US Constitution and the Bill of Rights

Junius Brutus Stearns, Washington as Statesman at the Constitutional Convention, 1856. Oil on canvas. Virginia Museum of Fine Arts, Richmond. Gift of Edgar William and Bernice Chrysler Garbisch (Photo: Katherine Wetzel, © Virginia Museum of Fine Arts)
Printed by Dunlap and Claypoole, Philadelphia, 1787, with ink annotations by George Mason
Lent by Chapin Library of Rare Books, Williams College

This draft of the United States Constitution was owned by George Mason, a delegate to the Constitutional Convention from Virginia. Mason served on the Committee of Style, which finalized the document, voted on it, and sent it to the states. On the four printed sides of the draft Mason made notes of changes to the text as the committee worked toward the document’s final wording. He was among the delegates who objected to the Constitution in its final form, and he expressed his reservations in extensive annotations on the back of his copy of the document.

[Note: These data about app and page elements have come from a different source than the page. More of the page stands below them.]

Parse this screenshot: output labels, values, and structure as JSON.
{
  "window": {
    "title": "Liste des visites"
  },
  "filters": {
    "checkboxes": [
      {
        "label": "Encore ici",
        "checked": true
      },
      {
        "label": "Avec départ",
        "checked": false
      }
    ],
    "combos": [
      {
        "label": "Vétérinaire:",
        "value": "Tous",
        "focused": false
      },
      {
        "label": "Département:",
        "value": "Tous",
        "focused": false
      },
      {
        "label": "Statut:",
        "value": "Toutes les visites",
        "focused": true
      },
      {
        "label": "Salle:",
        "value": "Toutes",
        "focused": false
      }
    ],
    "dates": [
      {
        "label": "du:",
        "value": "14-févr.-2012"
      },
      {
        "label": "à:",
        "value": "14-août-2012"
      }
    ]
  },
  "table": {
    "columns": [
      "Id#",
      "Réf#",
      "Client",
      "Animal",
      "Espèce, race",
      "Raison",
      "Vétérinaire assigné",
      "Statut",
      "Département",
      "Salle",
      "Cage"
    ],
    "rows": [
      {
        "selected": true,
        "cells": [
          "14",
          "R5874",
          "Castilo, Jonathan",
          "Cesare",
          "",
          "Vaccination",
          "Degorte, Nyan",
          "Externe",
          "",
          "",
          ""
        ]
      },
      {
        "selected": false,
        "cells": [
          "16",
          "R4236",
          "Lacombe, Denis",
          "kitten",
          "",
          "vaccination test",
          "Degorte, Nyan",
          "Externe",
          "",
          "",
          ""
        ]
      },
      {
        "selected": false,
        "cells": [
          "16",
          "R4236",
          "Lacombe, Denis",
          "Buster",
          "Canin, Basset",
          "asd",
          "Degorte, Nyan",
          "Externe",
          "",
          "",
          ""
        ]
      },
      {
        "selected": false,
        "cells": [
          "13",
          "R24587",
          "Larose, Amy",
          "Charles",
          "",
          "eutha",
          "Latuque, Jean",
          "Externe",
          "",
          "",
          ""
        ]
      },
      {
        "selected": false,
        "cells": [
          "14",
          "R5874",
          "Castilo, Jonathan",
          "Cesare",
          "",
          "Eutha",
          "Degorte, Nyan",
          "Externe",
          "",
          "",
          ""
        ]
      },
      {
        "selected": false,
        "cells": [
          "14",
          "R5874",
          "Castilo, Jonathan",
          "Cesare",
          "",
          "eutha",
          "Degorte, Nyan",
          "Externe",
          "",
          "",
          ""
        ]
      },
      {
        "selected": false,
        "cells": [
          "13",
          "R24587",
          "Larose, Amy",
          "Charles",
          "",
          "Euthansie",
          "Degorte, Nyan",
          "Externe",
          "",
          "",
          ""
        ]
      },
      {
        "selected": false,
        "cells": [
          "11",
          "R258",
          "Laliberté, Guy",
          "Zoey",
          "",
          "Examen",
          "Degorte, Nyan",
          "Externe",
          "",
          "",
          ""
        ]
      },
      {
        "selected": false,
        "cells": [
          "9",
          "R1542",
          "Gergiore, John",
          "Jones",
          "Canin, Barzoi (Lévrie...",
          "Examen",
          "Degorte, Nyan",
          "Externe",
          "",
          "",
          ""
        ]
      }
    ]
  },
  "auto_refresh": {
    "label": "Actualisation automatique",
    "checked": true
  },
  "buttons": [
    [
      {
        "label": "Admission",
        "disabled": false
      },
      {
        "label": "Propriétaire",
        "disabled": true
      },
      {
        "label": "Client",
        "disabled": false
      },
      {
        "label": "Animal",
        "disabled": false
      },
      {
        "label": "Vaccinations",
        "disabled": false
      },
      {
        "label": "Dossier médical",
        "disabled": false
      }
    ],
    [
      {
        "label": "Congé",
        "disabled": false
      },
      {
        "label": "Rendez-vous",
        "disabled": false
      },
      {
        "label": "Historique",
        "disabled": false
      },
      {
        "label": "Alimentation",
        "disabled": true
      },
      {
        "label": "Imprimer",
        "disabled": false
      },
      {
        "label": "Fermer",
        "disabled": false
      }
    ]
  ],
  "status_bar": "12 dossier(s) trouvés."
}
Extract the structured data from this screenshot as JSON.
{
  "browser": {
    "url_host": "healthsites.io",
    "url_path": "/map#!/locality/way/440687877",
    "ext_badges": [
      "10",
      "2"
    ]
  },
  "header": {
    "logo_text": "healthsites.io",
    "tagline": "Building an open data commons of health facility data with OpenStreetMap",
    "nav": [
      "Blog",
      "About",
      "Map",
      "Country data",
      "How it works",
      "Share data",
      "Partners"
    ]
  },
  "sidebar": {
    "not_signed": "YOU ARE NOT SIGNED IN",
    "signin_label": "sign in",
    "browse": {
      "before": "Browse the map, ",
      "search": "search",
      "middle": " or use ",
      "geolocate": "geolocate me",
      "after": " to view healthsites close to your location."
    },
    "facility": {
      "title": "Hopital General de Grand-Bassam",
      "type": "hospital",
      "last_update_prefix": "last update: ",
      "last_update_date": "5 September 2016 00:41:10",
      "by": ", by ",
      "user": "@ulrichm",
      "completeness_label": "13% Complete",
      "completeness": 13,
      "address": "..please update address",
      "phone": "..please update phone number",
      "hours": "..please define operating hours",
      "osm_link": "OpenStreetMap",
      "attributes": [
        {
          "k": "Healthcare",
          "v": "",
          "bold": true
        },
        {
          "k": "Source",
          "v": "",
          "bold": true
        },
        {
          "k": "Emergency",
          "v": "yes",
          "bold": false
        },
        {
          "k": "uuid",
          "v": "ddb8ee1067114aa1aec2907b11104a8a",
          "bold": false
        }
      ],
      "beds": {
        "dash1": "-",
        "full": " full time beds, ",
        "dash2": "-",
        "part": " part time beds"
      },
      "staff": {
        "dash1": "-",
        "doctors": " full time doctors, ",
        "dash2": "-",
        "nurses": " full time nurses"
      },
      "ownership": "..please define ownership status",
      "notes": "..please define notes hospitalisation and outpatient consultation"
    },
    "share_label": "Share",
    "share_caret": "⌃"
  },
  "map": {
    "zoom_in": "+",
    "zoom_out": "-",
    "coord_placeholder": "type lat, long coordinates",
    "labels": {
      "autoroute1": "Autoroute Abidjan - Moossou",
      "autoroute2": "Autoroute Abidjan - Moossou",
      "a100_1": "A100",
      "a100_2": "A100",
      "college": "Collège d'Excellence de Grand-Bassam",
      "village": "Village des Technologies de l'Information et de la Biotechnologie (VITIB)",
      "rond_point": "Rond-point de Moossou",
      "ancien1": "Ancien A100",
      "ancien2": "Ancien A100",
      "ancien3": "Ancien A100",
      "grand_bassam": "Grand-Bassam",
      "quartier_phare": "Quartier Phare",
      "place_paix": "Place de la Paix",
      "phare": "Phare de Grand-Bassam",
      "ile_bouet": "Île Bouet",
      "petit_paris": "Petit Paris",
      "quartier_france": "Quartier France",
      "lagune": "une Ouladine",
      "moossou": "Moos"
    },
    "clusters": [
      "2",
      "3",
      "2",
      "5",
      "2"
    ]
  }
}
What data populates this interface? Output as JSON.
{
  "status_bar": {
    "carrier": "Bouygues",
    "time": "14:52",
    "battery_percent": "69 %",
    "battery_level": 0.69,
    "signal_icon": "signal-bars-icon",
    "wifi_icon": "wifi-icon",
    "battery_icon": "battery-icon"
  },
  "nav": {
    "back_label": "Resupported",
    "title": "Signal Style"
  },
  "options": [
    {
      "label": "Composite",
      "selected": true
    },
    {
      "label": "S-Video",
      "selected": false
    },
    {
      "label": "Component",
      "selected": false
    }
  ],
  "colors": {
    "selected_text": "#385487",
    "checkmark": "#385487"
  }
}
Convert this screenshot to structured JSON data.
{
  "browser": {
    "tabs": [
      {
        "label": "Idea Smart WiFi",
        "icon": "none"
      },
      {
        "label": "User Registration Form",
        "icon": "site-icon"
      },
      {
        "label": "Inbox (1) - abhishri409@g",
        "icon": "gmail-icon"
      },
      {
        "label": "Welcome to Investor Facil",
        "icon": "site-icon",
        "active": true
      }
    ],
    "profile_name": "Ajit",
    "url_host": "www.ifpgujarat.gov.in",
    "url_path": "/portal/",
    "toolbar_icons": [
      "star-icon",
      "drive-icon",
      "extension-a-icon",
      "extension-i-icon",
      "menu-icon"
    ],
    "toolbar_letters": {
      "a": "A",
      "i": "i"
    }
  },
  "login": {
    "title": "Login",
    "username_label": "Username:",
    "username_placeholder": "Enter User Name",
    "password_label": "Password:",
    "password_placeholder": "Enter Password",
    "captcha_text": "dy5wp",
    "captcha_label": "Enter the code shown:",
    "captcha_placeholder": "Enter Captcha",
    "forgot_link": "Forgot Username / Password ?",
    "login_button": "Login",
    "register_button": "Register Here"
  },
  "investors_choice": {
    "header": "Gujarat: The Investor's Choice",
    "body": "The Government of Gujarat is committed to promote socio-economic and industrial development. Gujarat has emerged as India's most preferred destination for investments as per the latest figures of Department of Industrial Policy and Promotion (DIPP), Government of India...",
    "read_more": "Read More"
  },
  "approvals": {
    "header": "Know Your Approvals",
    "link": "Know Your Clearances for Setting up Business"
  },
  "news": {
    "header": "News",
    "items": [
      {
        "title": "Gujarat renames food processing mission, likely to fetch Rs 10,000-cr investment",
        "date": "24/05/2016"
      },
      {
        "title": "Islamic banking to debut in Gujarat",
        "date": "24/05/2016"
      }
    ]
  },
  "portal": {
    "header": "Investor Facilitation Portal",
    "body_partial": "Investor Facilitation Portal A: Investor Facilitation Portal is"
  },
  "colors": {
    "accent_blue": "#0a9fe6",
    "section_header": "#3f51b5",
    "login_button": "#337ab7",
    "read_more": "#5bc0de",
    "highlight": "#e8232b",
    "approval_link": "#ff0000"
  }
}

His annotated objections begin with the phrase, “There is no declaration of rights.” In the end, Mason refused to sign the new Constitution.